Excerpts from an interface dataset:
---

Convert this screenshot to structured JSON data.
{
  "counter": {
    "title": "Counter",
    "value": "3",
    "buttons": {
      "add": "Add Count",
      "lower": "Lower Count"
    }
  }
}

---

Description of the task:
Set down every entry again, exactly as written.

Result of this exercise:
Convert this screenshot to structured JSON data.
{
  "counter": {
    "title": "Counter",
    "value": "3",
    "buttons": {
      "add": "Add Count",
      "lower": "Lower Count"
    }
  }
}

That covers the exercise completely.